“The impact of the trade war really won’t hit the food or food industries in China- it will be more about the slowdown in manufacturing and other industries that rely on exports” he says.
U.S. consumers may benefit from the trade war, at least when it comes to the grocery store. U.S. pork costs should be lower due to higher supply from reduced exports and cheaper livestock feed costs. But with continuing escalations, more consumer products are under target.
Long term impacts
Even if the disputes get resolved tomorrow, three things will likely come from the trade war:
- Low cost production is economic gravity. If China loses markets in the U.S. for low-cost production, that production may begin to appear in other countries that want to serve U.S. markets. That is, if those countries and their industries want to accept the risk that the U.S. won’t slap tariffs on them, too.
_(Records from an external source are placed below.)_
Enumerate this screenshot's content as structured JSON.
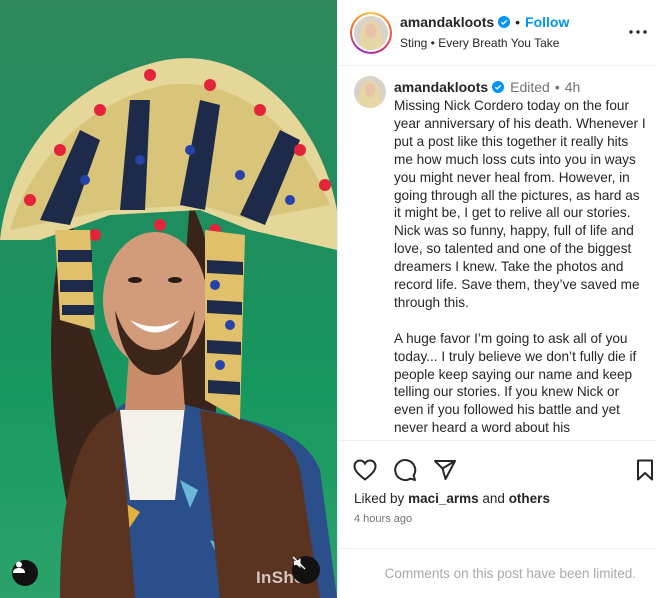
{
  "post": {
    "username": "amandakloots",
    "follow_label": "Follow",
    "audio": "Sting • Every Breath You Take",
    "edited_label": "Edited",
    "time_short": "4h",
    "caption_paragraphs": [
      "Missing Nick Cordero today on the four year anniversary of his death. Whenever I put a post like this together it really hits me how much loss cuts into you in ways you might never heal from. However, in going through all the pictures, as hard as it might be, I get to relive all our stories. Nick was so funny, happy, full of life and love, so talented and one of the biggest dreamers I knew. Take the photos and record life. Save them, they’ve saved me through this.",
      "A huge favor I’m going to ask all of you today... I truly believe we don’t fully die if people keep saying our name and keep telling our stories. If you knew Nick or even if you followed his battle and yet never heard a word about his"
    ],
    "liked_prefix": "Liked by",
    "liked_user": "maci_arms",
    "liked_and": "and",
    "liked_others": "others",
    "time_ago": "4 hours ago",
    "comments_limited": "Comments on this post have been limited."
  },
  "media": {
    "watermark": "InShot"
  },
  "icons": {
    "verified": "verified-badge-icon",
    "more": "more-options-icon",
    "like": "heart-icon",
    "comment": "comment-icon",
    "share": "share-icon",
    "save": "bookmark-icon",
    "tag": "user-tag-icon",
    "mute": "mute-icon"
  },
  "colors": {
    "follow": "#0095f6",
    "verified": "#0095f6",
    "muted_text": "#737373",
    "limited_text": "#a8a8a8",
    "green_screen": "#1f8d5e"
  }
}
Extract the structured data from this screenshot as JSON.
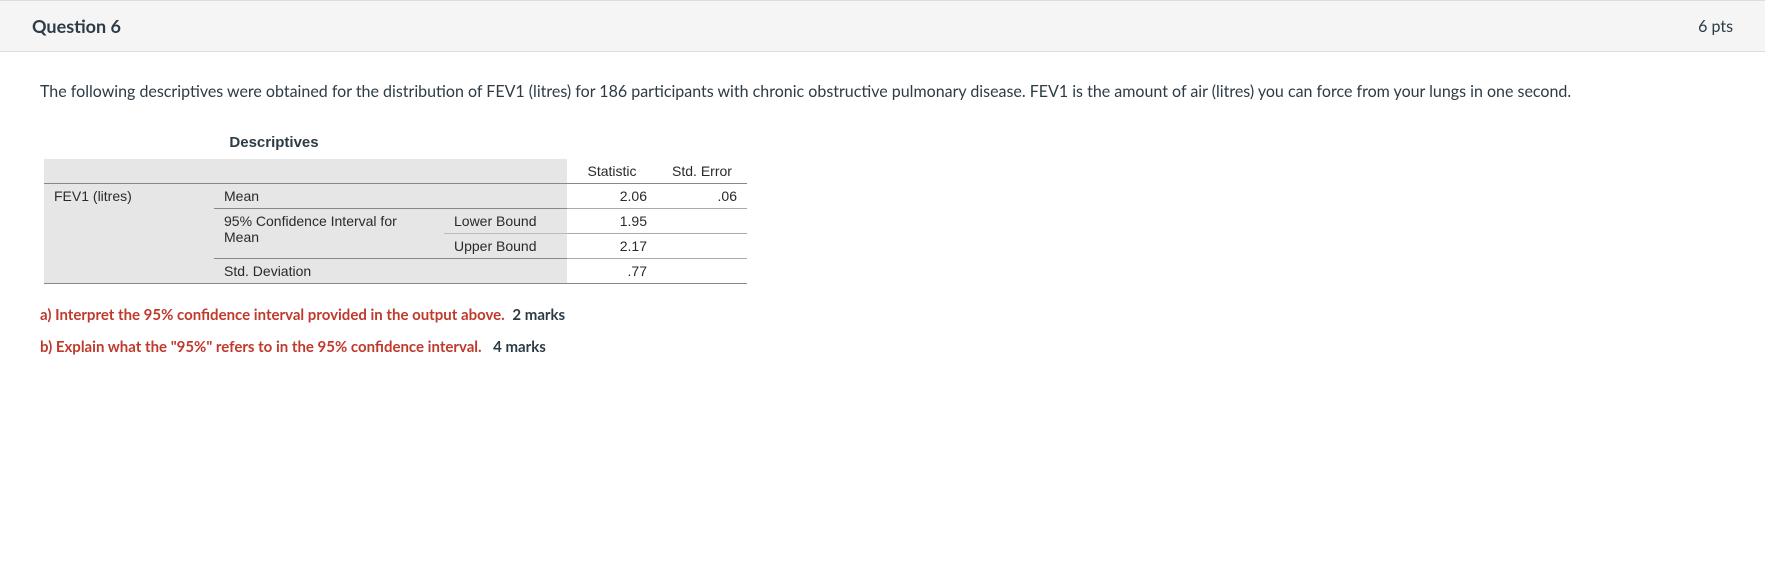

- Tariffs may seem simple, but they change global production, trade flow, related products, and more significant, they change expectations on where to get reliable supply in the future, both short-term and long-term.
- The trade war tainted the U.S. image as a reliable trade partner. Regardless of the resolution, the Chinese will be more actively and aggressively diversify away from trade with the U.S. and expand domestic production wherever possible. This will incentivize the country to invest more in other partners like the EU. Japan, Former Soviet Union countries, Brazil, and Africa. China and Japan just signed several important agreements facilitating monetary exchanges and coordinated global investments.